Earlier this week, blogger Jessica Grose at Slate wondered if there is “a new backlash against casual sex.” Grose points out that pop culture seems to have toned it down a bit: love-song warbling Taylor Swift is at the top of the charts, Britney Spears and Christina Aguilera are both mommies now, and we hear nary a peep out of Paris Hilton. The problem, Grose argued, is a backlash to the Spears and Agulieras of yore, capturing women in a “shame cycle.”
But over at Salon.com’s Broadsheet blog, Tracy Clark-Flory disagreed, arguing that “sexual regret is not a new phenomenon” and that how women experience casual sex — with embrace or regret — is simply always evolving. There’s room at the pop culture table now, Clark-Flory seems to be saying, for everybody.

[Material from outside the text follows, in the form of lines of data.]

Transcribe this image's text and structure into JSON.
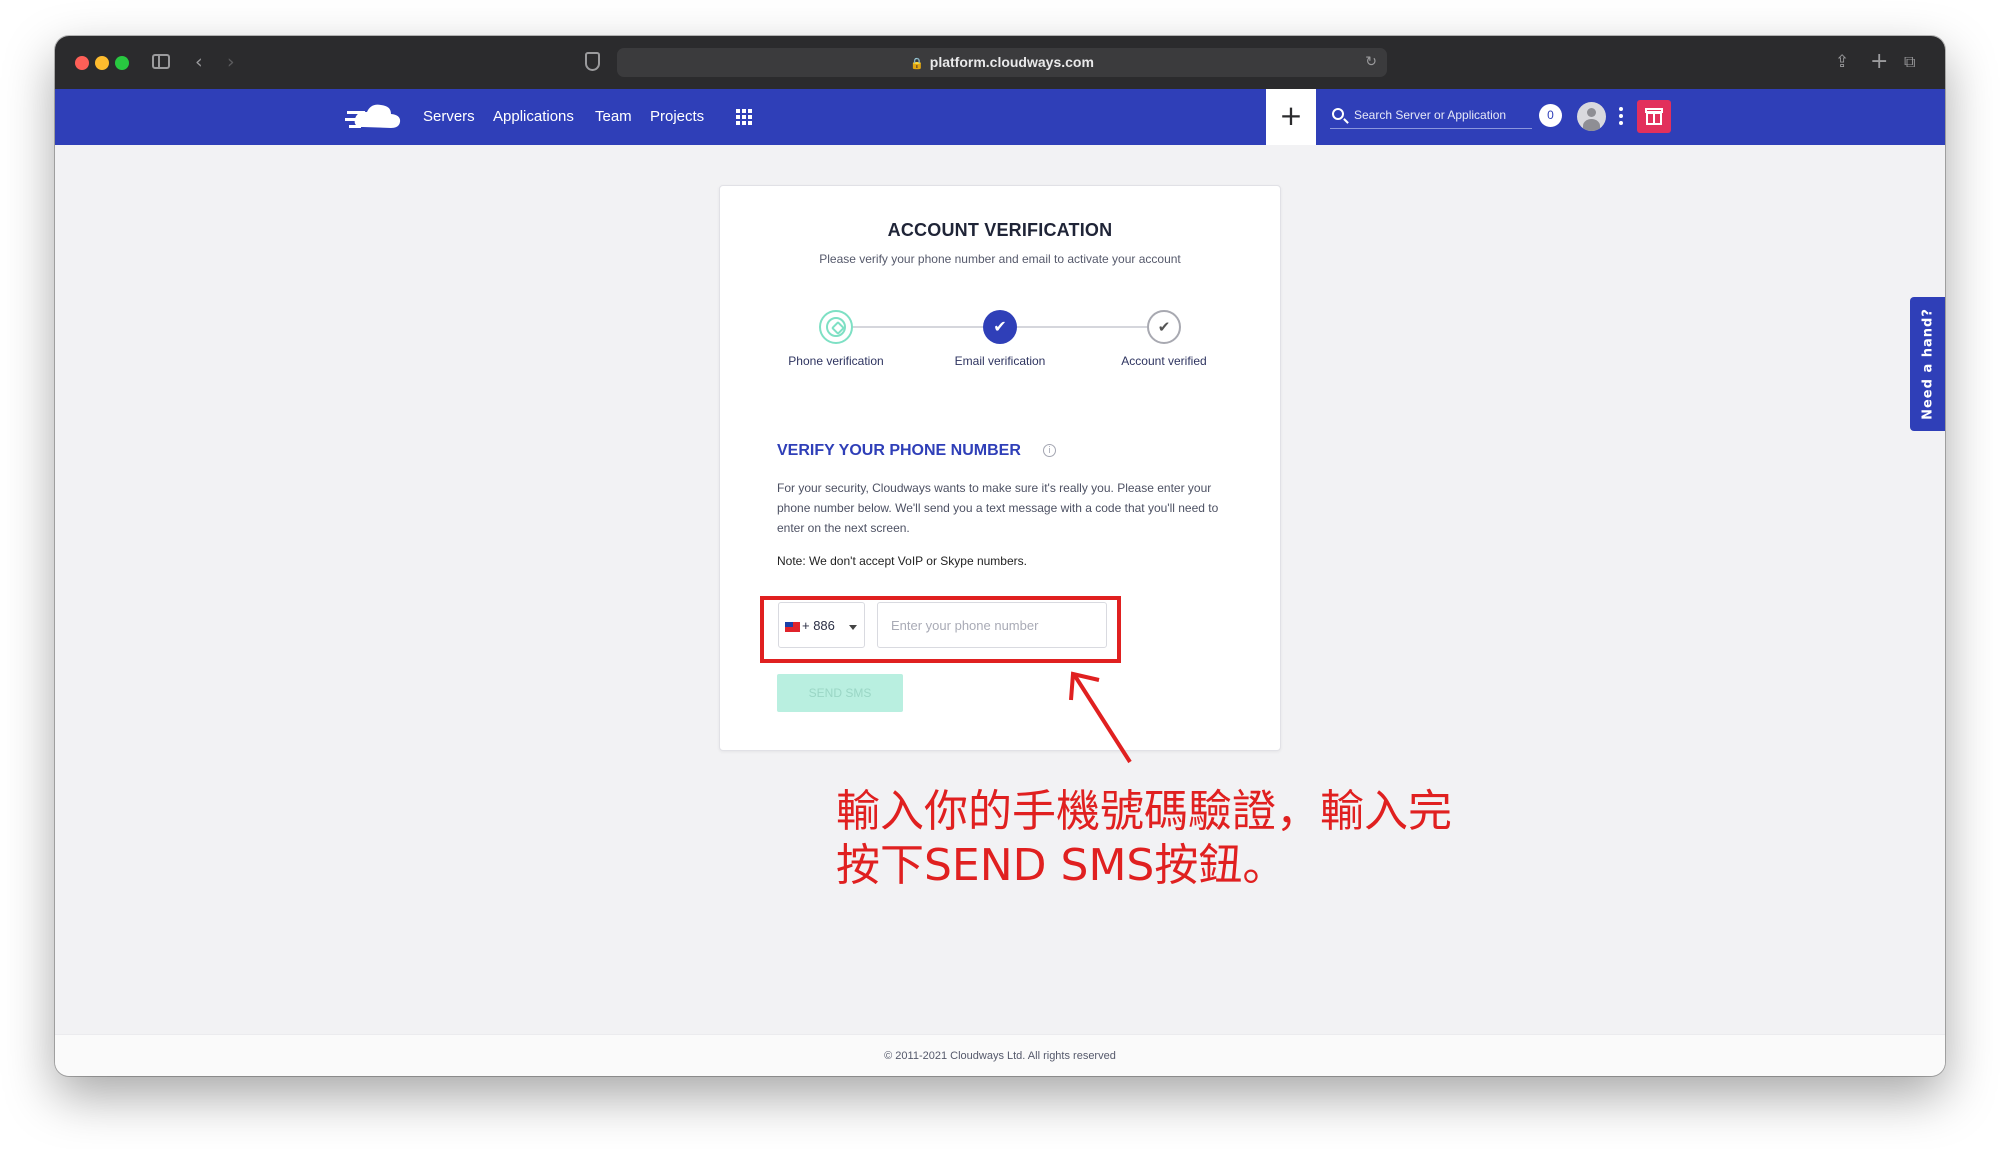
{
  "browser": {
    "url": "platform.cloudways.com"
  },
  "navbar": {
    "links": [
      "Servers",
      "Applications",
      "Team",
      "Projects"
    ],
    "search_placeholder": "Search Server or Application",
    "notification_count": "0",
    "accent_color": "#2f3fb8"
  },
  "card": {
    "title": "ACCOUNT VERIFICATION",
    "subtitle": "Please verify your phone number and email to activate your account",
    "steps": [
      {
        "label": "Phone verification",
        "state": "current"
      },
      {
        "label": "Email verification",
        "state": "completed"
      },
      {
        "label": "Account verified",
        "state": "pending"
      }
    ],
    "section_title": "VERIFY YOUR PHONE NUMBER",
    "description": "For your security, Cloudways wants to make sure it's really you. Please enter your phone number below. We'll send you a text message with a code that you'll need to enter on the next screen.",
    "note": "Note: We don't accept VoIP or Skype numbers.",
    "country_code": "+ 886",
    "country_flag": "taiwan-flag-icon",
    "phone_placeholder": "Enter your phone number",
    "phone_value": "",
    "send_button": "SEND SMS"
  },
  "help_tab": "Need a hand?",
  "annotation": {
    "text": "輸入你的手機號碼驗證，輸入完按下SEND SMS按鈕。",
    "color": "#e02020"
  },
  "footer": "© 2011-2021 Cloudways Ltd. All rights reserved"
}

As someone who had a decent amount of casual sex in her late teens and first half of her 20s, I’ve thought about this topic a lot: “Is this as fun as it’s supposed to be? Should it be more fun? Should I regret it more?” As a 25-year-old, I am only of maybe the second generation to be loud and proud about having casual sex, and exploring this new-ish territory is full of questions.There seems to be this idea, which germinated in the second wave’s ’60s women’s movement (i.e., when the birth control pill was first available to women, abortion was legalized (in 1973), and Erica Jong coined the term “zipless f**k” in Fear Of Flying) and explosively blew up in third wave’s pop culture of the ’90s (“Sex and the City,” “Bridget Jones’ Diary,” the Spice Girls), that feminism partially meant allowing for women to have sex “like men do.” Women would finally be “free” in our sexual lives if we, too, could jump in and out of bed only for sexual pleasure and without emotions attached. Not that that was a “goal,” per se, but it seemed like a behavior that would prove women’s sexuality had finally been liberated from the oppressive social mores of the past.
But not all women find “having sex like men do” enjoyable — probably because there is, actually, no one way that “men have sex.” Some men have always had their emotions involved in sex, while others have preferred casual sex and bed-hopping. But having sex like men do shouldn’t become some kind of de facto litmus test for women’s sexual liberation. If women are disappointed with casual sex, they should not feel as though they’ve been sold a false bill of goods. It’s just that the expectations were unreasonable in the first place.
But is this a casual sex “backlash”? With the exception of some vocal “new Puritans,” such as evangelicals pushing abstinence-until-marriage and authors like Laura Sessions Stepp (who wrote Unhooked: How Young Women Pursue Sex, Delay Love and Lose At Both), I would say no. Instead, I agree with Clark-Flory that the Big Question of “what does casual sex mean for women?” is being re-defined in a productive way:
“… [D]espite all of Carrie Bradshaw‘s sex in the city, it was never a secret that she wanted to ultimately find lasting love — that was kind of the whole point. Maybe instead of signaling a backlash, these are actually signs that we’re slowly inching toward a world where a woman isn’t either good or bad, a wife or whore, a virgin or slut.”
One particular area of growth is the freedom for women to be accepted for embracing sexual pleasure with other women. Back in the ’60s and ’70s, the women’s rights movement actually distanced itself from lesbians. (You can read more about “the lavender menace” here.) When we write about women and sex, we still tend to focus on heterosexuals having casual sex. That, I believe, is to our detriment.
“If there’s been a recent change in my generation’s relationship to casual sex, I suspect it’s that we’re relaxing our defensive posturing,” Clark-Flory wrote, concluding her essay. I couldn’t agree more — and I believe that whether it’s slutty girls who want to be slutty, chaste girls who want to be chaste, or I’m-not-sure-yet girls who want to sample the pu-pu platter of sexuality, everyone benefits. [Salon.com Broadsheet, Slate]